COOPERSTOWN — Hundreds of “high hazard” dams across upstate New York lack emergency action plans and there could be a significant loss of life and destruction of property if they fail, Sen. Charles Schumer, D-NY, warned Thursday.
“We’ve learned the hard way that when it comes to safety we can’t cut corners,” Schumer told reporters in a conference call.
He pointed out that more than 30 New York dams were damaged during Hurricane Irene in 2011. Four of the dam failures then were in Greene County, he noted.
Citing statistics from the National Inventory of Dams, Schumer said New York has a total of 1,141 dams that are considered high or significant hazards if they failed. And of those, he added, nearly 75 lack emergency action plans that are intended to map out what steps should be taken to protect life and property should they breach.
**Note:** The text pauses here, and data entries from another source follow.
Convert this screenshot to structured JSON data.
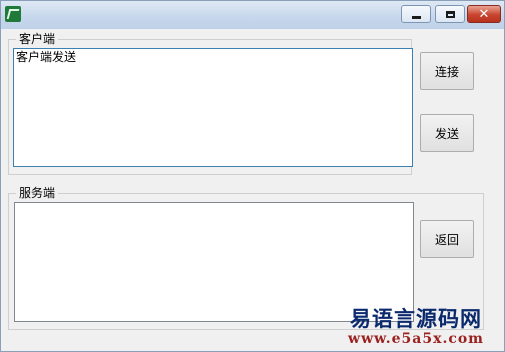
{
  "window": {
    "icon": "app-icon",
    "controls": {
      "minimize": "minimize-icon",
      "maximize": "maximize-icon",
      "close": "close-icon",
      "close_glyph": "✕"
    }
  },
  "client_group": {
    "label": "客户端",
    "textbox_value": "客户端发送",
    "connect_label": "连接",
    "send_label": "发送"
  },
  "server_group": {
    "label": "服务端",
    "textbox_value": "",
    "return_label": "返回"
  },
  "watermark": {
    "title": "易语言源码网",
    "url": "www.e5a5x.com"
  }
}
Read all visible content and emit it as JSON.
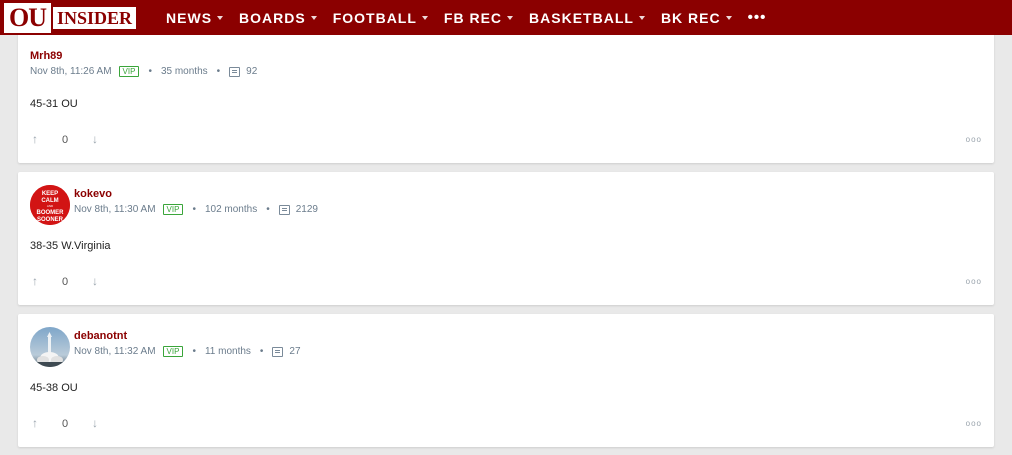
{
  "brand": {
    "ou": "OU",
    "insider": "INSIDER"
  },
  "nav": {
    "items": [
      {
        "label": "NEWS",
        "dropdown": true
      },
      {
        "label": "BOARDS",
        "dropdown": true
      },
      {
        "label": "FOOTBALL",
        "dropdown": true
      },
      {
        "label": "FB REC",
        "dropdown": true
      },
      {
        "label": "BASKETBALL",
        "dropdown": true
      },
      {
        "label": "BK REC",
        "dropdown": true
      }
    ],
    "more": "•••"
  },
  "posts": [
    {
      "username": "Mrh89",
      "time": "Nov 8th, 11:26 AM",
      "badge": "VIP",
      "tenure": "35 months",
      "comments": "92",
      "body": "45-31 OU",
      "votes": "0",
      "avatar": "none"
    },
    {
      "username": "kokevo",
      "time": "Nov 8th, 11:30 AM",
      "badge": "VIP",
      "tenure": "102 months",
      "comments": "2129",
      "body": "38-35 W.Virginia",
      "votes": "0",
      "avatar": "keep-calm-boomer-sooner",
      "avatar_text": [
        "KEEP",
        "CALM",
        "AND",
        "BOOMER",
        "SOONER"
      ]
    },
    {
      "username": "debanotnt",
      "time": "Nov 8th, 11:32 AM",
      "badge": "VIP",
      "tenure": "11 months",
      "comments": "27",
      "body": "45-38 OU",
      "votes": "0",
      "avatar": "rocket-launch-photo"
    }
  ],
  "icons": {
    "upvote": "↑",
    "downvote": "↓",
    "options": "ooo",
    "separator": "•"
  },
  "colors": {
    "brand_red": "#8b0000",
    "vip_green": "#3aa53a",
    "meta_gray": "#6b7c8c"
  }
}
According to data provided by Schumer’s staff, Otsego County has three dams in the “high” hazard category, while Delaware and Schoharie each has seven such dams. Chenango County has eight dams classified as high hazard.
One of the most significant and well-known dams in the region is the Gilboa Dam in Schoharie County. Owned by the New York City Department of Environmental Protection, the Gilboa Dam’s reservoir crested at 1131.4 feet during Hurricane Irene, 1.4 feet over its 1,300 foot spillway, according to the state DEC.
The Gilboa Dam does have an emergency action plan, which was activated during Hurricane Irene, according to the DEC.
“As our weather patterns become more extreme and our nation’s dams and other infrastructure continue to age, it’s the federal government’s job to invest in upgrades to our dams to make these structures safer and more reliable,” Schumer said.
Some of the dams in question are owned by municipalities or the state, he said, while others are privately owned.
He said he is calling on his fellow senators to pass the Water Resources Development Act of 2013. The legislation is scheduled to be voted on in two weeks. Schumer said the legislation will make funding available to New York and other states for dam inspections and maintenance by reauthorizing the expired National Dam Safety Program.
The average dam in New York is 60 years old, and the average age of dams in the high-hazard category is 84 years old.
“Because of their age and the potential for disaster, it is crucial that these high and significant hazard dams receive proper monitoring and maintenance from regulatory authorities,” Schumer said.
Michael Zagata of Davenport, the former commissioner of the state Department of Environmental Conservation, said Schumer’s concerns regarding dam safety are valid. He noted that there was a fatality after a little-known dam in the Margaretville area gave way in 1996.
Zagata said the DEC, which is responsible for dam safety in New York, is hard-pressed to fulfill that mission after a series of budget cuts have led to staffing reductions totaling some 1,100 positions.
“These dams are inconspicuous — until there is a crisis,” Zagata told The Daily Star. He noted that Gov. Andrew Cuomo reduced the DEC budget by some $580 million this year,. The cuts, Zagata said, have been so deep that it will make it difficult for the agency to review and process applications for environmental permits that, if awarded, could lead to business expansion in the state.
“I’m not a proponent of big government,” Zagata said. “But we need to make sure DEC has the resources it needs to do the job or it will come back to bite us.”
Schumer stressed the importance of dams having emergency action plans. The plan, he said, is an official document establishing procedures to minimize loss of life and property damage in the event of a dam failure. The plans usually contain a description of preventive maintenance for that structure, maps that indicate areas susceptible to flooding, and a list of potential emergency conditions — like extreme weather — that could trigger a dam failure.
The plans, he added, also detail the actions to be taken if a dam failure does occur, by providing notification procedures for first responders and the general public along with the protocol to mitigate damage to property.
If the National Dam Safety Program is reauthorized, Schumer said, it will provide the state with federal grants to hire engineering staff or engineering consultants to complete inspections and develop the emergency action plans.
The measure would provide a total of $9.2 million per year split among the states, based on the relative number of dams per state, to make improvements in programs identified in the National Dam Safety Program Act
It will also include $1 million per year for a nationwide public awareness and outreach program; $1.45 million per year in research funds to identify more effective techniques to assess, construct, and monitor dams; $750,000 per year in training assistance to state engineers; and $500,000 per year for the National Inventory of Dams.